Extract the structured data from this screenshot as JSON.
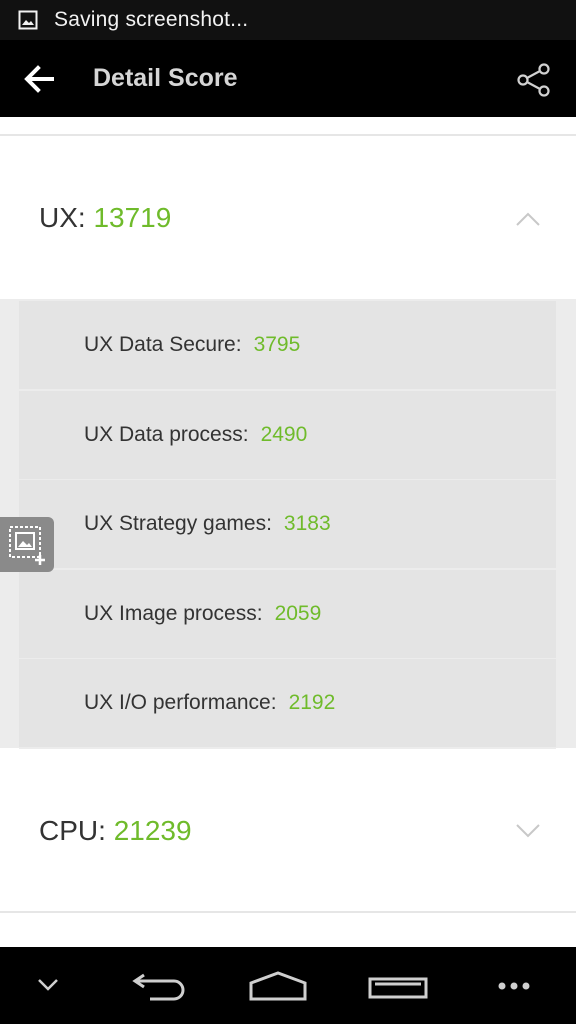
{
  "status_bar": {
    "icon": "image-icon",
    "text": "Saving screenshot..."
  },
  "action_bar": {
    "back_icon": "arrow-left-icon",
    "title": "Detail Score",
    "share_icon": "share-icon"
  },
  "sections": {
    "ux": {
      "label": "UX:",
      "score": "13719",
      "expanded": true
    },
    "cpu": {
      "label": "CPU:",
      "score": "21239",
      "expanded": false
    }
  },
  "ux_details": [
    {
      "label": "UX Data Secure:",
      "value": "3795"
    },
    {
      "label": "UX Data process:",
      "value": "2490"
    },
    {
      "label": "UX Strategy games:",
      "value": "3183"
    },
    {
      "label": "UX Image process:",
      "value": "2059"
    },
    {
      "label": "UX I/O performance:",
      "value": "2192"
    }
  ],
  "colors": {
    "score_green": "#6fbb2b",
    "action_bar": "#000000",
    "status_bar": "#111111"
  },
  "nav_bar": {
    "icons": [
      "chevron-down-icon",
      "back-icon",
      "home-icon",
      "recents-icon",
      "more-icon"
    ]
  }
}
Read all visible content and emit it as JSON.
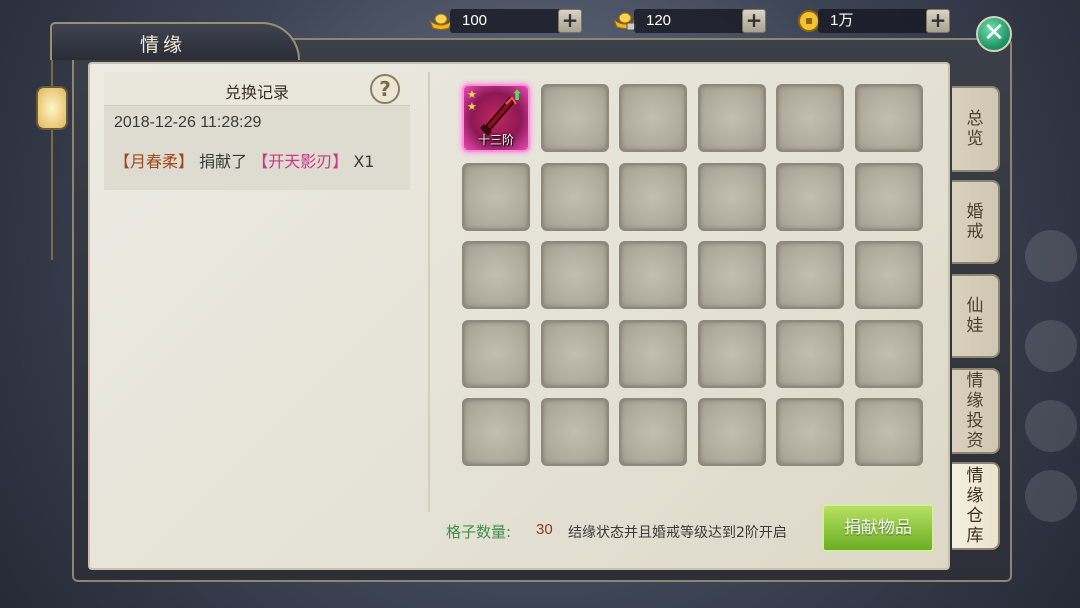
{
  "window": {
    "title": "情缘"
  },
  "currency": [
    {
      "icon": "gold-ingot-icon",
      "value": "100"
    },
    {
      "icon": "locked-gold-ingot-icon",
      "value": "120"
    },
    {
      "icon": "coin-icon",
      "value": "1万"
    }
  ],
  "record": {
    "title": "兑换记录",
    "help": "?",
    "time": "2018-12-26  11:28:29",
    "player": "【月春柔】",
    "action": "捐献了",
    "item": "【开天影刃】",
    "count": "X1"
  },
  "grid": {
    "total_slots": 30,
    "item": {
      "name": "开天影刃",
      "tier": "十三阶",
      "stars": 2
    }
  },
  "info": {
    "label": "格子数量:",
    "count": "30",
    "note": "结缘状态并且婚戒等级达到2阶开启"
  },
  "donate_label": "捐献物品",
  "tabs": [
    {
      "label": "总览"
    },
    {
      "label": "婚戒"
    },
    {
      "label": "仙娃"
    },
    {
      "label": "情缘投资"
    },
    {
      "label": "情缘仓库",
      "active": true
    }
  ],
  "colors": {
    "donate": "#6bae24",
    "item_name": "#d2348a",
    "player_name": "#a04a1c",
    "count_label": "#3f8f4a"
  }
}
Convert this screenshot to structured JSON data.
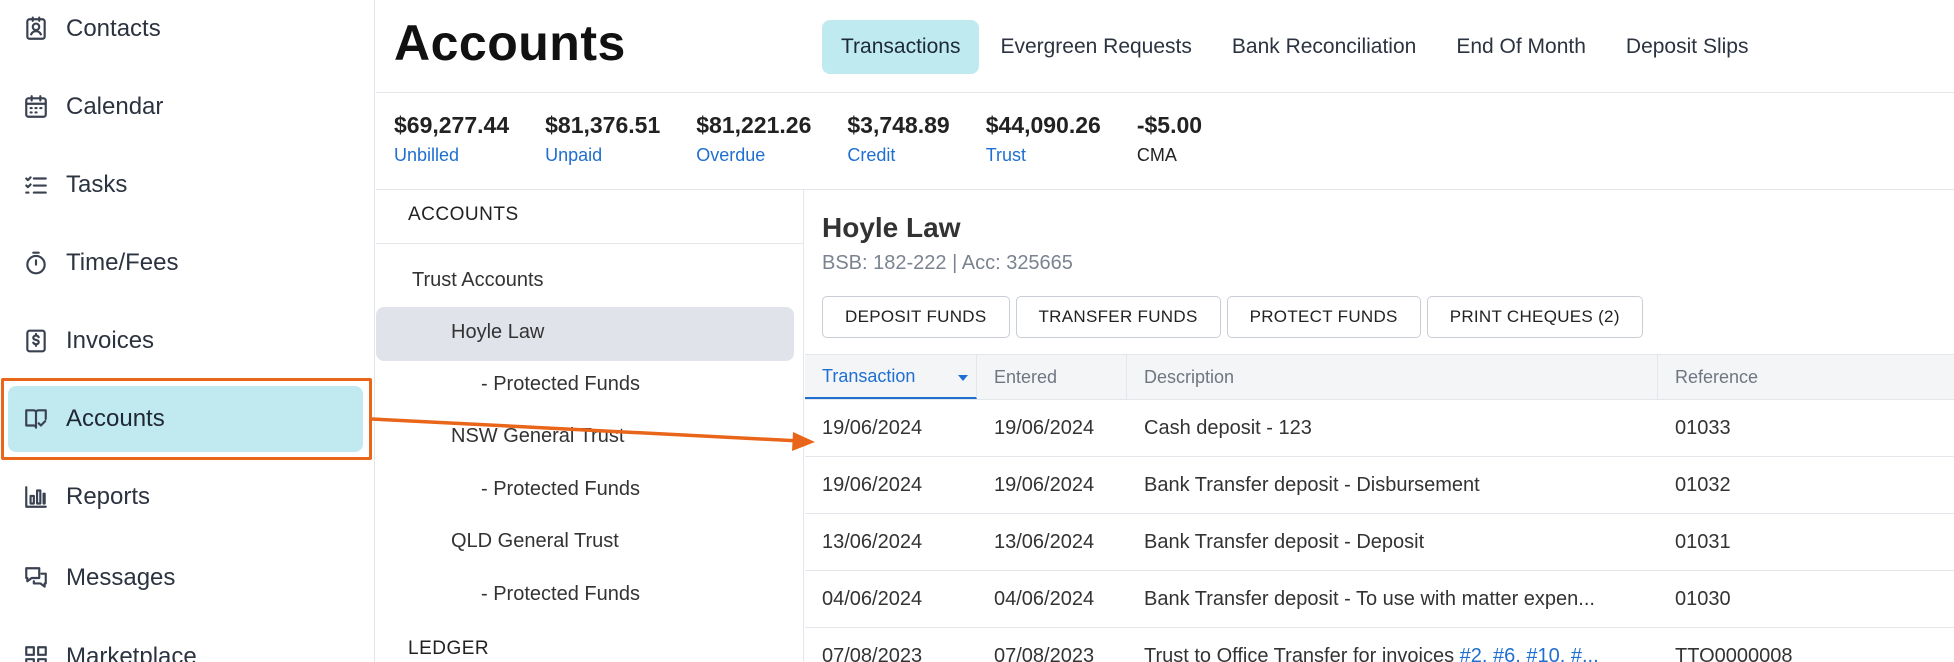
{
  "sidebar": {
    "items": [
      {
        "label": "Contacts",
        "icon": "contacts-icon"
      },
      {
        "label": "Calendar",
        "icon": "calendar-icon"
      },
      {
        "label": "Tasks",
        "icon": "tasks-icon"
      },
      {
        "label": "Time/Fees",
        "icon": "stopwatch-icon"
      },
      {
        "label": "Invoices",
        "icon": "invoice-icon"
      },
      {
        "label": "Accounts",
        "icon": "ledger-book-icon"
      },
      {
        "label": "Reports",
        "icon": "bar-chart-icon"
      },
      {
        "label": "Messages",
        "icon": "chat-bubbles-icon"
      },
      {
        "label": "Marketplace",
        "icon": "apps-grid-icon"
      }
    ],
    "active": "Accounts"
  },
  "header": {
    "title": "Accounts",
    "tabs": [
      {
        "label": "Transactions",
        "active": true
      },
      {
        "label": "Evergreen Requests"
      },
      {
        "label": "Bank Reconciliation"
      },
      {
        "label": "End Of Month"
      },
      {
        "label": "Deposit Slips"
      }
    ]
  },
  "stats": [
    {
      "amount": "$69,277.44",
      "label": "Unbilled"
    },
    {
      "amount": "$81,376.51",
      "label": "Unpaid"
    },
    {
      "amount": "$81,221.26",
      "label": "Overdue"
    },
    {
      "amount": "$3,748.89",
      "label": "Credit"
    },
    {
      "amount": "$44,090.26",
      "label": "Trust"
    },
    {
      "amount": "-$5.00",
      "label": "CMA"
    }
  ],
  "tree": {
    "heading": "ACCOUNTS",
    "group": "Trust Accounts",
    "items": [
      {
        "label": "Hoyle Law",
        "active": true
      },
      {
        "label": "- Protected Funds"
      },
      {
        "label": "NSW General Trust"
      },
      {
        "label": "- Protected Funds"
      },
      {
        "label": "QLD General Trust"
      },
      {
        "label": "- Protected Funds"
      }
    ],
    "ledger_heading": "LEDGER"
  },
  "account": {
    "name": "Hoyle Law",
    "details": "BSB: 182-222 | Acc: 325665",
    "actions": [
      "DEPOSIT FUNDS",
      "TRANSFER FUNDS",
      "PROTECT FUNDS",
      "PRINT CHEQUES (2)"
    ]
  },
  "table": {
    "columns": [
      "Transaction",
      "Entered",
      "Description",
      "Reference"
    ],
    "sorted_column": "Transaction",
    "rows": [
      {
        "transaction": "19/06/2024",
        "entered": "19/06/2024",
        "description": "Cash deposit - 123",
        "reference": "01033"
      },
      {
        "transaction": "19/06/2024",
        "entered": "19/06/2024",
        "description": "Bank Transfer deposit - Disbursement",
        "reference": "01032"
      },
      {
        "transaction": "13/06/2024",
        "entered": "13/06/2024",
        "description": "Bank Transfer deposit - Deposit",
        "reference": "01031"
      },
      {
        "transaction": "04/06/2024",
        "entered": "04/06/2024",
        "description": "Bank Transfer deposit - To use with matter expen...",
        "reference": "01030"
      },
      {
        "transaction": "07/08/2023",
        "entered": "07/08/2023",
        "description_prefix": "Trust to Office Transfer for invoices ",
        "description_links": "#2, #6, #10, #...",
        "reference": "TTO0000008"
      }
    ]
  },
  "colors": {
    "accent_active_bg": "#c0eaf0",
    "link_blue": "#1f6fd1",
    "annotation_orange": "#e8651a"
  }
}
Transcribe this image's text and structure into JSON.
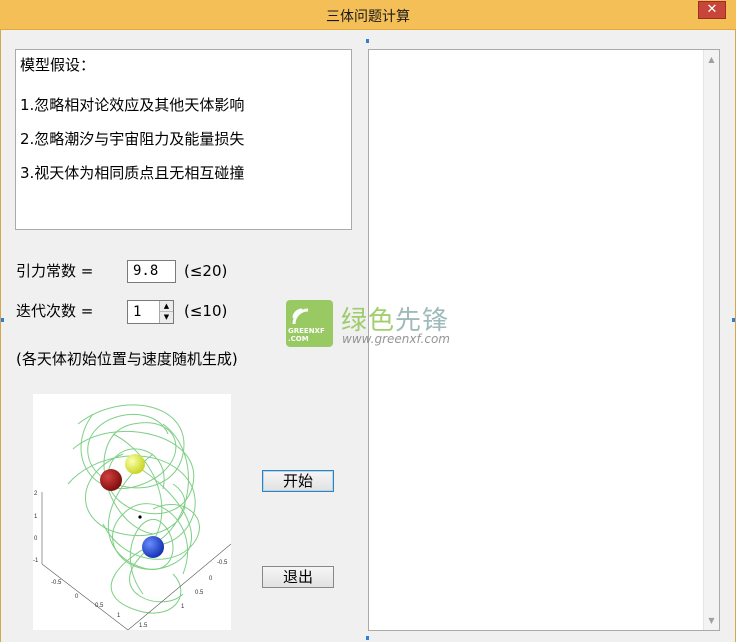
{
  "window": {
    "title": "三体问题计算",
    "close_label": "✕"
  },
  "assumptions": {
    "heading": "模型假设：",
    "items": [
      "1.忽略相对论效应及其他天体影响",
      "2.忽略潮汐与宇宙阻力及能量损失",
      "3.视天体为相同质点且无相互碰撞"
    ]
  },
  "gravity": {
    "label": "引力常数  =",
    "value": "9.8",
    "hint": "(≤20)"
  },
  "iterations": {
    "label": "迭代次数  =",
    "value": "1",
    "hint": "(≤10)"
  },
  "note": "(各天体初始位置与速度随机生成)",
  "buttons": {
    "start": "开始",
    "exit": "退出"
  },
  "plot": {
    "body_colors": {
      "red": "#8e1212",
      "yellow": "#e6f02a",
      "blue": "#1740d6"
    },
    "orbit_color": "#7fcf86",
    "axis_labels": [
      "2",
      "1",
      "0",
      "-1",
      "-0.5",
      "0",
      "0.5",
      "1",
      "1.5",
      "1",
      "0.5",
      "0",
      "-0.5"
    ]
  },
  "watermark": {
    "logo_text": "GREENXF .COM",
    "cn_first": "绿色",
    "cn_second": "先锋",
    "url": "www.greenxf.com"
  }
}
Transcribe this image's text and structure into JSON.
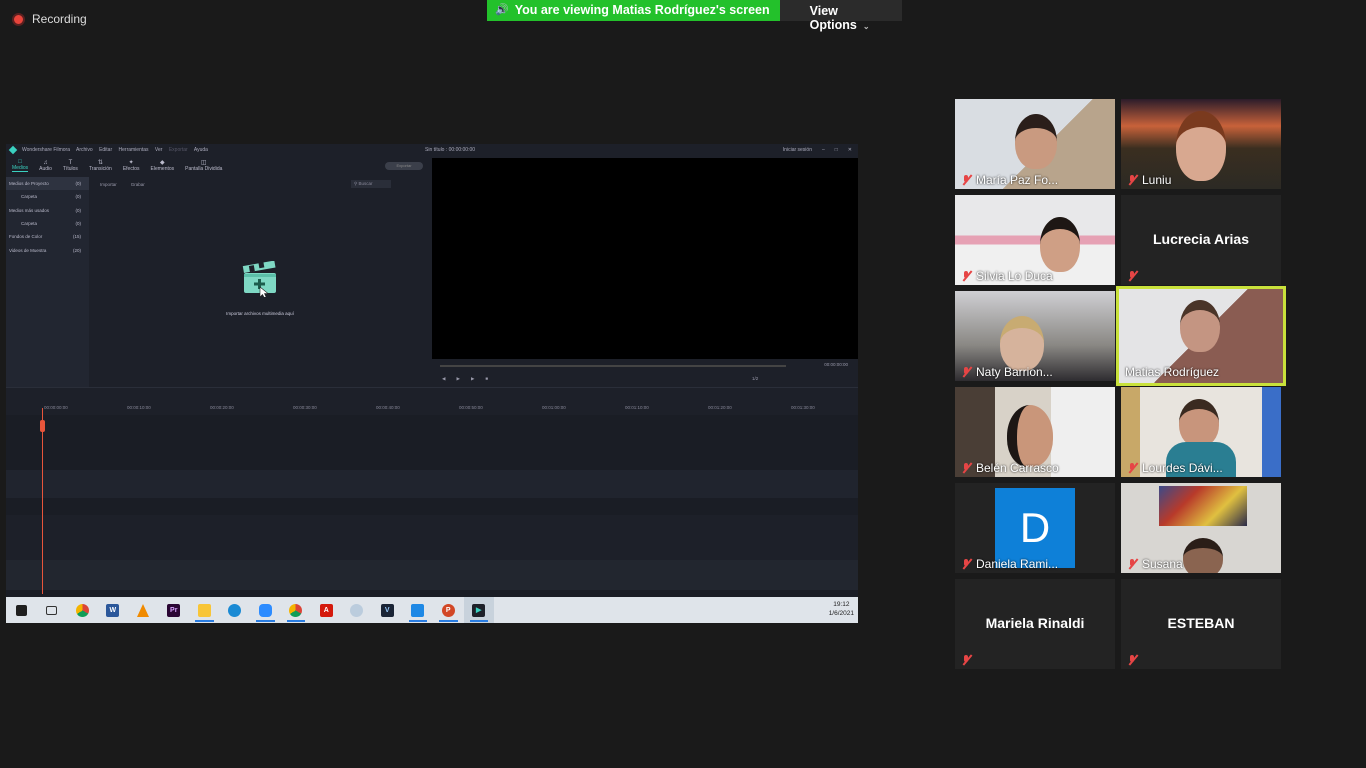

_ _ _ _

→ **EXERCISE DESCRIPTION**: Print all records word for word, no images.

→ **TASK SOLUTION**:
Extract the structured data from this screenshot as JSON.
{
  "status_bar": {
    "icon": "image-icon",
    "text": "Saving screenshot..."
  },
  "action_bar": {
    "back_icon": "arrow-left-icon",
    "title": "Detail Score",
    "share_icon": "share-icon"
  },
  "sections": {
    "ux": {
      "label": "UX:",
      "score": "13719",
      "expanded": true
    },
    "cpu": {
      "label": "CPU:",
      "score": "21239",
      "expanded": false
    }
  },
  "ux_details": [
    {
      "label": "UX Data Secure:",
      "value": "3795"
    },
    {
      "label": "UX Data process:",
      "value": "2490"
    },
    {
      "label": "UX Strategy games:",
      "value": "3183"
    },
    {
      "label": "UX Image process:",
      "value": "2059"
    },
    {
      "label": "UX I/O performance:",
      "value": "2192"
    }
  ],
  "colors": {
    "score_green": "#6fbb2b",
    "action_bar": "#000000",
    "status_bar": "#111111"
  },
  "nav_bar": {
    "icons": [
      "chevron-down-icon",
      "back-icon",
      "home-icon",
      "recents-icon",
      "more-icon"
    ]
  }
}
Read all visible content and emit it as JSON.
{
  "window": {
    "title": "情缘"
  },
  "currency": [
    {
      "icon": "gold-ingot-icon",
      "value": "100"
    },
    {
      "icon": "locked-gold-ingot-icon",
      "value": "120"
    },
    {
      "icon": "coin-icon",
      "value": "1万"
    }
  ],
  "record": {
    "title": "兑换记录",
    "help": "?",
    "time": "2018-12-26  11:28:29",
    "player": "【月春柔】",
    "action": "捐献了",
    "item": "【开天影刃】",
    "count": "X1"
  },
  "grid": {
    "total_slots": 30,
    "item": {
      "name": "开天影刃",
      "tier": "十三阶",
      "stars": 2
    }
  },
  "info": {
    "label": "格子数量:",
    "count": "30",
    "note": "结缘状态并且婚戒等级达到2阶开启"
  },
  "donate_label": "捐献物品",
  "tabs": [
    {
      "label": "总览"
    },
    {
      "label": "婚戒"
    },
    {
      "label": "仙娃"
    },
    {
      "label": "情缘投资"
    },
    {
      "label": "情缘仓库",
      "active": true
    }
  ],
  "colors": {
    "donate": "#6bae24",
    "item_name": "#d2348a",
    "player_name": "#a04a1c",
    "count_label": "#3f8f4a"
  }
}
Convert this screenshot to structured JSON data.
{
  "sidebar": {
    "items": [
      {
        "label": "Contacts",
        "icon": "contacts-icon"
      },
      {
        "label": "Calendar",
        "icon": "calendar-icon"
      },
      {
        "label": "Tasks",
        "icon": "tasks-icon"
      },
      {
        "label": "Time/Fees",
        "icon": "stopwatch-icon"
      },
      {
        "label": "Invoices",
        "icon": "invoice-icon"
      },
      {
        "label": "Accounts",
        "icon": "ledger-book-icon"
      },
      {
        "label": "Reports",
        "icon": "bar-chart-icon"
      },
      {
        "label": "Messages",
        "icon": "chat-bubbles-icon"
      },
      {
        "label": "Marketplace",
        "icon": "apps-grid-icon"
      }
    ],
    "active": "Accounts"
  },
  "header": {
    "title": "Accounts",
    "tabs": [
      {
        "label": "Transactions",
        "active": true
      },
      {
        "label": "Evergreen Requests"
      },
      {
        "label": "Bank Reconciliation"
      },
      {
        "label": "End Of Month"
      },
      {
        "label": "Deposit Slips"
      }
    ]
  },
  "stats": [
    {
      "amount": "$69,277.44",
      "label": "Unbilled"
    },
    {
      "amount": "$81,376.51",
      "label": "Unpaid"
    },
    {
      "amount": "$81,221.26",
      "label": "Overdue"
    },
    {
      "amount": "$3,748.89",
      "label": "Credit"
    },
    {
      "amount": "$44,090.26",
      "label": "Trust"
    },
    {
      "amount": "-$5.00",
      "label": "CMA"
    }
  ],
  "tree": {
    "heading": "ACCOUNTS",
    "group": "Trust Accounts",
    "items": [
      {
        "label": "Hoyle Law",
        "active": true
      },
      {
        "label": "- Protected Funds"
      },
      {
        "label": "NSW General Trust"
      },
      {
        "label": "- Protected Funds"
      },
      {
        "label": "QLD General Trust"
      },
      {
        "label": "- Protected Funds"
      }
    ],
    "ledger_heading": "LEDGER"
  },
  "account": {
    "name": "Hoyle Law",
    "details": "BSB: 182-222 | Acc: 325665",
    "actions": [
      "DEPOSIT FUNDS",
      "TRANSFER FUNDS",
      "PROTECT FUNDS",
      "PRINT CHEQUES (2)"
    ]
  },
  "table": {
    "columns": [
      "Transaction",
      "Entered",
      "Description",
      "Reference"
    ],
    "sorted_column": "Transaction",
    "rows": [
      {
        "transaction": "19/06/2024",
        "entered": "19/06/2024",
        "description": "Cash deposit - 123",
        "reference": "01033"
      },
      {
        "transaction": "19/06/2024",
        "entered": "19/06/2024",
        "description": "Bank Transfer deposit - Disbursement",
        "reference": "01032"
      },
      {
        "transaction": "13/06/2024",
        "entered": "13/06/2024",
        "description": "Bank Transfer deposit - Deposit",
        "reference": "01031"
      },
      {
        "transaction": "04/06/2024",
        "entered": "04/06/2024",
        "description": "Bank Transfer deposit - To use with matter expen...",
        "reference": "01030"
      },
      {
        "transaction": "07/08/2023",
        "entered": "07/08/2023",
        "description_prefix": "Trust to Office Transfer for invoices ",
        "description_links": "#2, #6, #10, #...",
        "reference": "TTO0000008"
      }
    ]
  },
  "colors": {
    "accent_active_bg": "#c0eaf0",
    "link_blue": "#1f6fd1",
    "annotation_orange": "#e8651a"
  }
}
Transcribe this image's text and structure into JSON.
{
  "window": {
    "title": "三体问题计算",
    "close_label": "✕"
  },
  "assumptions": {
    "heading": "模型假设：",
    "items": [
      "1.忽略相对论效应及其他天体影响",
      "2.忽略潮汐与宇宙阻力及能量损失",
      "3.视天体为相同质点且无相互碰撞"
    ]
  },
  "gravity": {
    "label": "引力常数  =",
    "value": "9.8",
    "hint": "(≤20)"
  },
  "iterations": {
    "label": "迭代次数  =",
    "value": "1",
    "hint": "(≤10)"
  },
  "note": "(各天体初始位置与速度随机生成)",
  "buttons": {
    "start": "开始",
    "exit": "退出"
  },
  "plot": {
    "body_colors": {
      "red": "#8e1212",
      "yellow": "#e6f02a",
      "blue": "#1740d6"
    },
    "orbit_color": "#7fcf86",
    "axis_labels": [
      "2",
      "1",
      "0",
      "-1",
      "-0.5",
      "0",
      "0.5",
      "1",
      "1.5",
      "1",
      "0.5",
      "0",
      "-0.5"
    ]
  },
  "watermark": {
    "logo_text": "GREENXF .COM",
    "cn_first": "绿色",
    "cn_second": "先锋",
    "url": "www.greenxf.com"
  }
}
Transcribe this image's text and structure into JSON.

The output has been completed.